India Pale Ales are arguably one of the most popular styles among homebrewers. To understand the style, we must go back to the roots of the industrial revolution in seventeenth century England. With the introduction of coke for use as a fuel source around 1642 , maltsters were able to produce malts with considerably less colour and smokiness than malts dried from wood fires. Porters and milds would have been common at the time due to the darker malts, and it wasn’t until 1703 that the term “Pale Ale’ actually came into use. The darker beers would have continued to dominate the market, partly because the newer pale malts were more expensive. As a result of Henry Thrale’s use of a hydrometer at Anchor Brewery in 1770, brewers were able to tell that the yield of fermentables from the paler malts was actually greater, thus offsetting the difference in cost. When the tax on glass was lifted in 1845, it irreversibly paved the way for a much wider appreciation of the golden-copper coloured ales. By this time, The Bow Brewery had been taking advantage at the low cargo rates on the ships returning to India for 40+ years, calling the new beer “India Ale”. I’m sure the first shipments must have been met with complaints and even refusals due to what must have been very skunky beer. The long ocean voyage through the tropics would have been the perfect conditions to ruin any beer that was in production at the time. A brewer at the Bow Brewery, George Hodgson, by adjusting his recipe, discovered that higher hopping rates, along with higher attenuation, resulted in a beer that was able to withstand the arduous 3 month voyage. (Hops are antibacterial by nature and higher attenuation would leave less residual sugars for any microorganisms to feast on, also resulting in a higher alcohol content) With these changes, the world was introduced to India Pale Ale.
[If you’re interested in learning more of the history, take the time and follow Thom Tomlinson from Brewing Techniques on the complete journey of one of the world’s great beer styles: India Pale Ale Part 1: IPA and Empire & Part 2: The Sun Never Sets.]
Obviously, the distinguishing characteristics of an India Pale Ale are it’s high hopping level and elevated alcohol content. When designing your recipe, start by using these guidelines:
- Use a quality English or American 2 row malt for your base. If using extract, use the pale or light DME
- Use 5-8% crystal malt with a rating of about 40L
- Up to 5% of the grist may be a specialty malt such as carapils, vienna, munich, aromatic, biscuit, victory etc.

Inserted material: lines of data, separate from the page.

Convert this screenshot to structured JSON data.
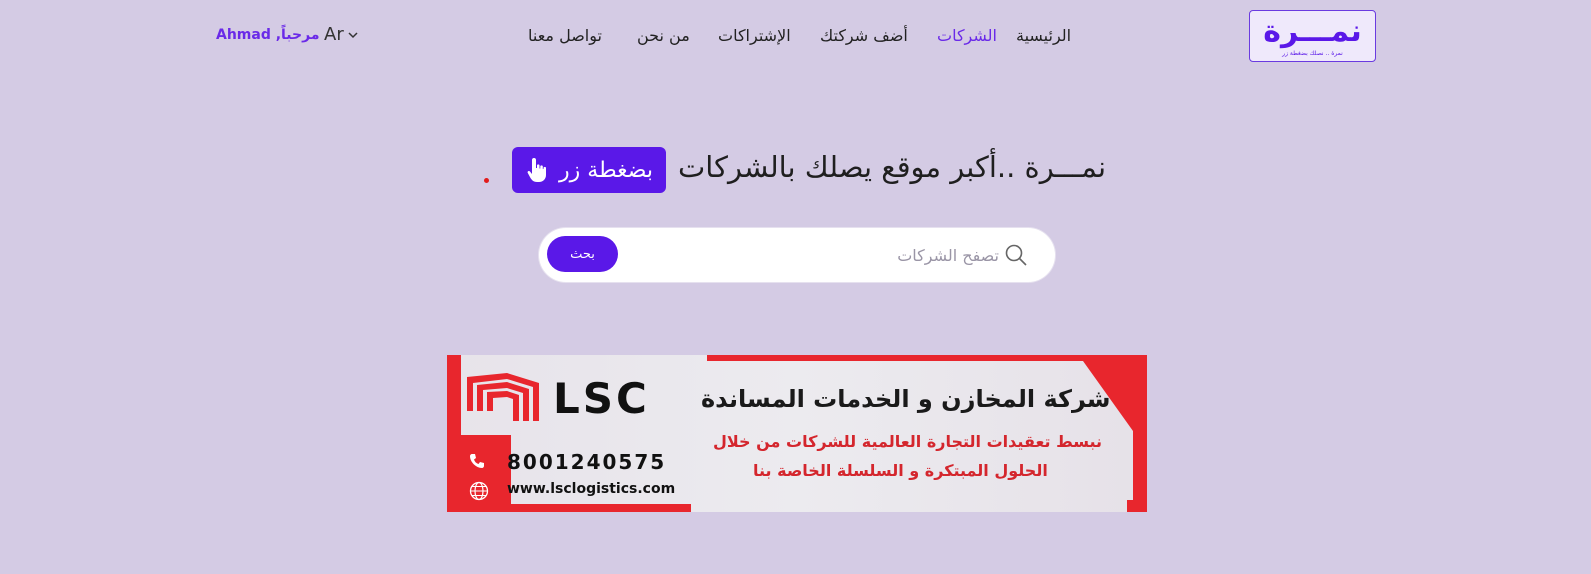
{
  "brand": {
    "logo_text": "نمـــرة",
    "logo_tagline": "نمرة .. نصلك بضغطة زر"
  },
  "nav": {
    "items": [
      {
        "label": "الرئيسية"
      },
      {
        "label": "الشركات"
      },
      {
        "label": "أضف شركتك"
      },
      {
        "label": "الإشتراكات"
      },
      {
        "label": "من نحن"
      },
      {
        "label": "تواصل معنا"
      }
    ],
    "active_index": 1
  },
  "lang": {
    "label": "Ar"
  },
  "user": {
    "greeting": "مرحباً, Ahmad"
  },
  "hero": {
    "headline": "نمـــرة ..أكبر موقع يصلك بالشركات",
    "button_label": "بضغطة زر"
  },
  "search": {
    "placeholder": "تصفح الشركات",
    "button_label": "بحث"
  },
  "banner": {
    "brand": "LSC",
    "title": "شركة المخازن و الخدمات المساندة",
    "line1": "نبسط تعقيدات التجارة العالمية للشركات من خلال",
    "line2": "الحلول المبتكرة و السلسلة  الخاصة بنا",
    "phone": "8001240575",
    "website": "www.lsclogistics.com"
  },
  "colors": {
    "background": "#d4cbe4",
    "accent": "#5a18e8",
    "banner_red": "#e8262d"
  }
}
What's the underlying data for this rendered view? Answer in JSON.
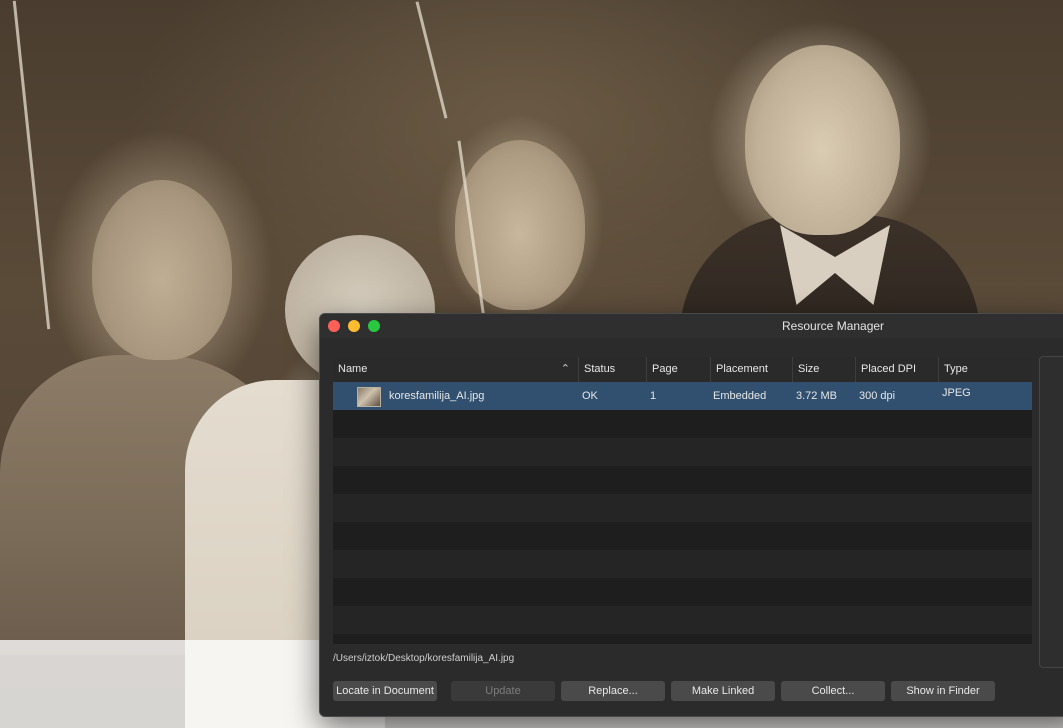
{
  "window": {
    "title": "Resource Manager"
  },
  "table": {
    "columns": [
      {
        "label": "Name"
      },
      {
        "label": "Status"
      },
      {
        "label": "Page"
      },
      {
        "label": "Placement"
      },
      {
        "label": "Size"
      },
      {
        "label": "Placed DPI"
      },
      {
        "label": "Type"
      }
    ],
    "sort_icon": "chevron-up-icon",
    "rows": [
      {
        "name": "koresfamilija_AI.jpg",
        "status": "OK",
        "page": "1",
        "placement": "Embedded",
        "size": "3.72 MB",
        "dpi": "300 dpi",
        "type": "JPEG"
      }
    ]
  },
  "path": "/Users/iztok/Desktop/koresfamilija_AI.jpg",
  "buttons": {
    "locate": "Locate in Document",
    "update": "Update",
    "replace": "Replace...",
    "make_linked": "Make Linked",
    "collect": "Collect...",
    "show_in_finder": "Show in Finder"
  },
  "colors": {
    "selection": "#31506f",
    "close": "#fe5f57",
    "minimize": "#febc2e",
    "maximize": "#28c840"
  }
}
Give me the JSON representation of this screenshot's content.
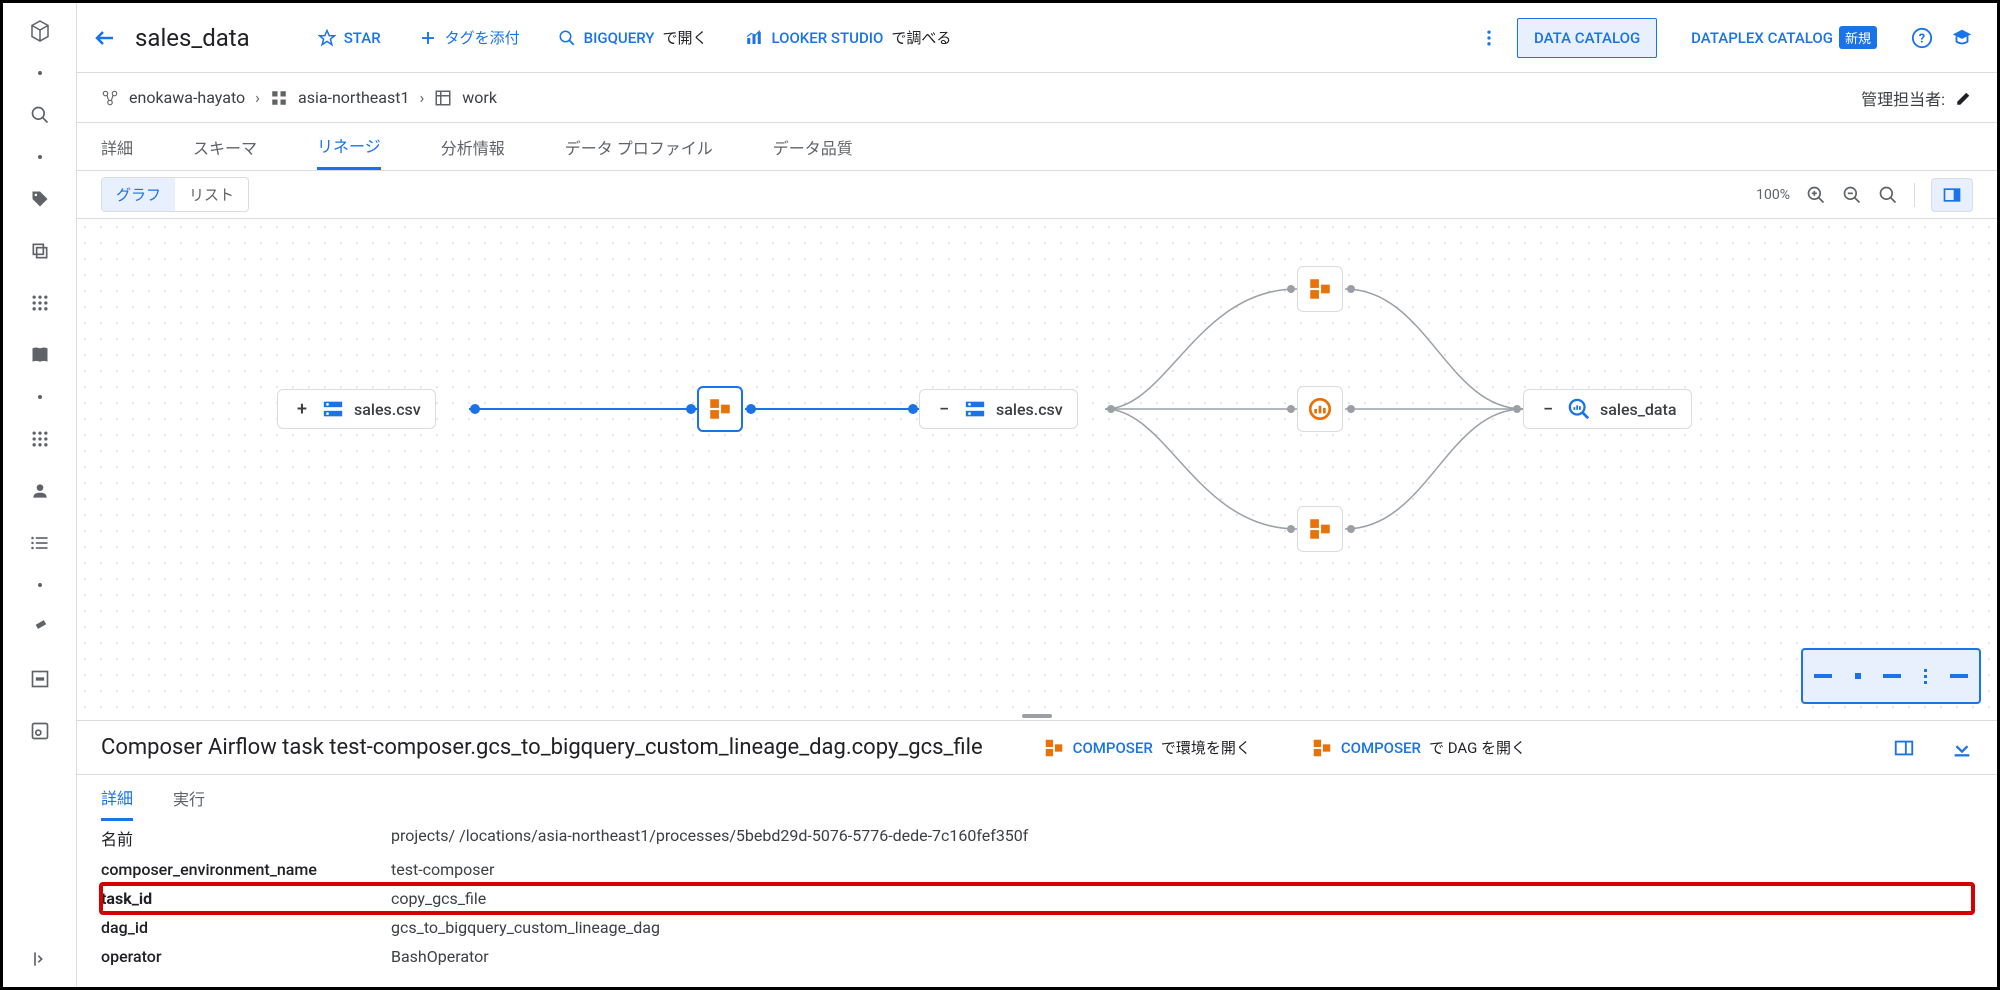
{
  "header": {
    "title": "sales_data",
    "star": "STAR",
    "tag_attach": "タグを添付",
    "bigquery_open": "BIGQUERY",
    "bigquery_open_jp": "で開く",
    "looker": "LOOKER STUDIO",
    "looker_jp": "で調べる",
    "catalog1": "DATA CATALOG",
    "catalog2": "DATAPLEX CATALOG",
    "new_badge": "新規"
  },
  "breadcrumb": {
    "items": [
      "enokawa-hayato",
      "asia-northeast1",
      "work"
    ],
    "admin_label": "管理担当者:"
  },
  "tabs": [
    "詳細",
    "スキーマ",
    "リネージ",
    "分析情報",
    "データ プロファイル",
    "データ品質"
  ],
  "toolbar": {
    "graph": "グラフ",
    "list": "リスト",
    "zoom": "100%"
  },
  "lineage": {
    "node1": "sales.csv",
    "node2": "sales.csv",
    "node3": "sales_data"
  },
  "details": {
    "title": "Composer Airflow task test-composer.gcs_to_bigquery_custom_lineage_dag.copy_gcs_file",
    "link1": "COMPOSER",
    "link1_jp": "で環境を開く",
    "link2": "COMPOSER",
    "link2_jp": "で DAG を開く",
    "tabs": [
      "詳細",
      "実行"
    ],
    "props": [
      {
        "k": "名前",
        "v": "projects/                    /locations/asia-northeast1/processes/5bebd29d-5076-5776-dede-7c160fef350f"
      },
      {
        "k": "composer_environment_name",
        "v": "test-composer"
      },
      {
        "k": "task_id",
        "v": "copy_gcs_file"
      },
      {
        "k": "dag_id",
        "v": "gcs_to_bigquery_custom_lineage_dag"
      },
      {
        "k": "operator",
        "v": "BashOperator"
      }
    ]
  }
}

- Your original gravity should be between 1.050 – 1.070
- Use hops according to style: East Kent Goldings, Fuggles or Challenger for English IPA’s and Cascade, Centennial or Chinook for American IPA’s
- Your bitterness ratio should be a minimum of 0.800 (40-60 IBU’s, but can be higher)
- Dry hopping is, of course, appropriate for IPA’s. Plus experiment with the timing of your additions, @15mins,@10mins, @5mins, during the whirlpool, just prior to running through your chiller etc.
- Use a water to grain ratio of about 1 quart per pound to make a thick mash with a temperature between 149°F – 154°F.
- Colour is generally be between 4-14 SRM.
- Use a high attenuating yeast strain such as a “London” type ale for English IPA’s or an “American” ale type strain for American IPA’s.
Of course, you’re free to do whatever you want, but to target the basic foundation of the style, this is a good starting point.